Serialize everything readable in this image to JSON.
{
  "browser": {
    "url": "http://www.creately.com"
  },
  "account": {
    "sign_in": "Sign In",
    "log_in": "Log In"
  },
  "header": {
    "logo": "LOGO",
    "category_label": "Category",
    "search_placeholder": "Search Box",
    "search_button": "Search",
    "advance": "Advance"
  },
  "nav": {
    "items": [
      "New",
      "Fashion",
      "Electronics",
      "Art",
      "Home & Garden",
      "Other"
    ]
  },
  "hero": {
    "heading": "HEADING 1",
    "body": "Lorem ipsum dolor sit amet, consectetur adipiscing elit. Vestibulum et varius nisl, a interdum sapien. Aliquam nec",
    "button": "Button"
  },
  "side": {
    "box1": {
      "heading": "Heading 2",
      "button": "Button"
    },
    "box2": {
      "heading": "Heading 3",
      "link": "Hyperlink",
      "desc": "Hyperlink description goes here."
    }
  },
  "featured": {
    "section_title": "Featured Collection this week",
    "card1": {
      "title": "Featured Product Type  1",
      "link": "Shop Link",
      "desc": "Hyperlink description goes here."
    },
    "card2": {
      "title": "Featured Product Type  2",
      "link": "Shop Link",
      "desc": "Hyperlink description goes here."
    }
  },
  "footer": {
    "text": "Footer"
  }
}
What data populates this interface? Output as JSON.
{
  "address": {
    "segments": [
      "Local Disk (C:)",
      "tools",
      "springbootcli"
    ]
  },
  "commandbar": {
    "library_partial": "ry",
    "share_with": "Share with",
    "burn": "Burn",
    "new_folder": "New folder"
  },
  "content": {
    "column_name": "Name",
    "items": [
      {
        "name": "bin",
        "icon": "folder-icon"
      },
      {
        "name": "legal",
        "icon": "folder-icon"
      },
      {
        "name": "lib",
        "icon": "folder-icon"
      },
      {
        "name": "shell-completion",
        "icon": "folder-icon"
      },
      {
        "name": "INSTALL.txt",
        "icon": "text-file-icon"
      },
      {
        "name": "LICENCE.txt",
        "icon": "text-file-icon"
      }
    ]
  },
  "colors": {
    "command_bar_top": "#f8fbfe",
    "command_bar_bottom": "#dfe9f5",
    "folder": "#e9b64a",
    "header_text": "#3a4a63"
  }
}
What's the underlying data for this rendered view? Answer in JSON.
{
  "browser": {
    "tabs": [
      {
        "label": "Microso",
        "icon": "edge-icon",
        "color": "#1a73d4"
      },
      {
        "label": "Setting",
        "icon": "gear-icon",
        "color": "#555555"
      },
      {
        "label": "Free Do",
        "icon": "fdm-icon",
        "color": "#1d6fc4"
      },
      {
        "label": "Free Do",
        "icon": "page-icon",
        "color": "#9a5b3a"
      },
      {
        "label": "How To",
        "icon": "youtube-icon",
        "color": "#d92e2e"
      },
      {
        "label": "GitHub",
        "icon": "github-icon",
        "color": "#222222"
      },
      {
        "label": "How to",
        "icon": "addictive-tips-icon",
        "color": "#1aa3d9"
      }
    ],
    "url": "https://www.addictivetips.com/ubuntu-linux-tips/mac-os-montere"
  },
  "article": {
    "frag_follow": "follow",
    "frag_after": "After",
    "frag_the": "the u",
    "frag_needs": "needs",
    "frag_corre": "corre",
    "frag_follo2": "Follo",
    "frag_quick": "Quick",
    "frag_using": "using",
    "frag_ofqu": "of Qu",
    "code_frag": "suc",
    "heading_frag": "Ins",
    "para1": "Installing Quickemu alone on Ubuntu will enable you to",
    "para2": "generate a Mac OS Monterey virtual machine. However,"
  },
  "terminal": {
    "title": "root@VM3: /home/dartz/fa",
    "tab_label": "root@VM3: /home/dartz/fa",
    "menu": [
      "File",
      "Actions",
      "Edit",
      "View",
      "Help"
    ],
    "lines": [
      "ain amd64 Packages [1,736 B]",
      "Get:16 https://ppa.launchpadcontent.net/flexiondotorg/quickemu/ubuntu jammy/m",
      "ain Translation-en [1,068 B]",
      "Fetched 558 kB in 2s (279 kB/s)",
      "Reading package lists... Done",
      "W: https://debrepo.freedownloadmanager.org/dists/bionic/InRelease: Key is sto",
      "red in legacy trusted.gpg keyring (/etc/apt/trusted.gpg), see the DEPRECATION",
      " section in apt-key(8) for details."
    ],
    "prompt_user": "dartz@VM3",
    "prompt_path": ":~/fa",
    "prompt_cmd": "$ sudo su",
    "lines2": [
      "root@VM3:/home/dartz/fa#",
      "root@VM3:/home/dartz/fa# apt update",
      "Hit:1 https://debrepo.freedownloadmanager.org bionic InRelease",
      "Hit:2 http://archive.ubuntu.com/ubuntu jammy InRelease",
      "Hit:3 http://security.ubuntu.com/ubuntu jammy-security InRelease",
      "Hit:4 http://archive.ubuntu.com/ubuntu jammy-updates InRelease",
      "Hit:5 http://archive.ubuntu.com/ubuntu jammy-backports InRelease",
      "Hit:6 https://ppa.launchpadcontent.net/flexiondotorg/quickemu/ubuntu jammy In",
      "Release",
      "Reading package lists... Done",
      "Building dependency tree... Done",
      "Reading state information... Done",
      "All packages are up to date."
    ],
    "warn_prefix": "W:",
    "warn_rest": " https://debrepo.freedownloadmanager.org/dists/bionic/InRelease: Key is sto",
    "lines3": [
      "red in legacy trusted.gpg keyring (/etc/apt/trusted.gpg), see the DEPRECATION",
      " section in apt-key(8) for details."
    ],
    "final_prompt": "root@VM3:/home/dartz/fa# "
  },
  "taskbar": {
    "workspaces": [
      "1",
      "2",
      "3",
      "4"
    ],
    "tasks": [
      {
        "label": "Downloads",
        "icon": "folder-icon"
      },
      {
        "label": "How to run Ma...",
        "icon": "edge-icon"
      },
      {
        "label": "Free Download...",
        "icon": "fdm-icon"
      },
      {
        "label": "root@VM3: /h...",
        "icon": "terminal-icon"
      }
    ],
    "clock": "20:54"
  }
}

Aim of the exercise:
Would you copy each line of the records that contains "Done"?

The answer:
      "Reading package lists... Done",
      "Reading package lists... Done",
      "Building dependency tree... Done",
      "Reading state information... Done",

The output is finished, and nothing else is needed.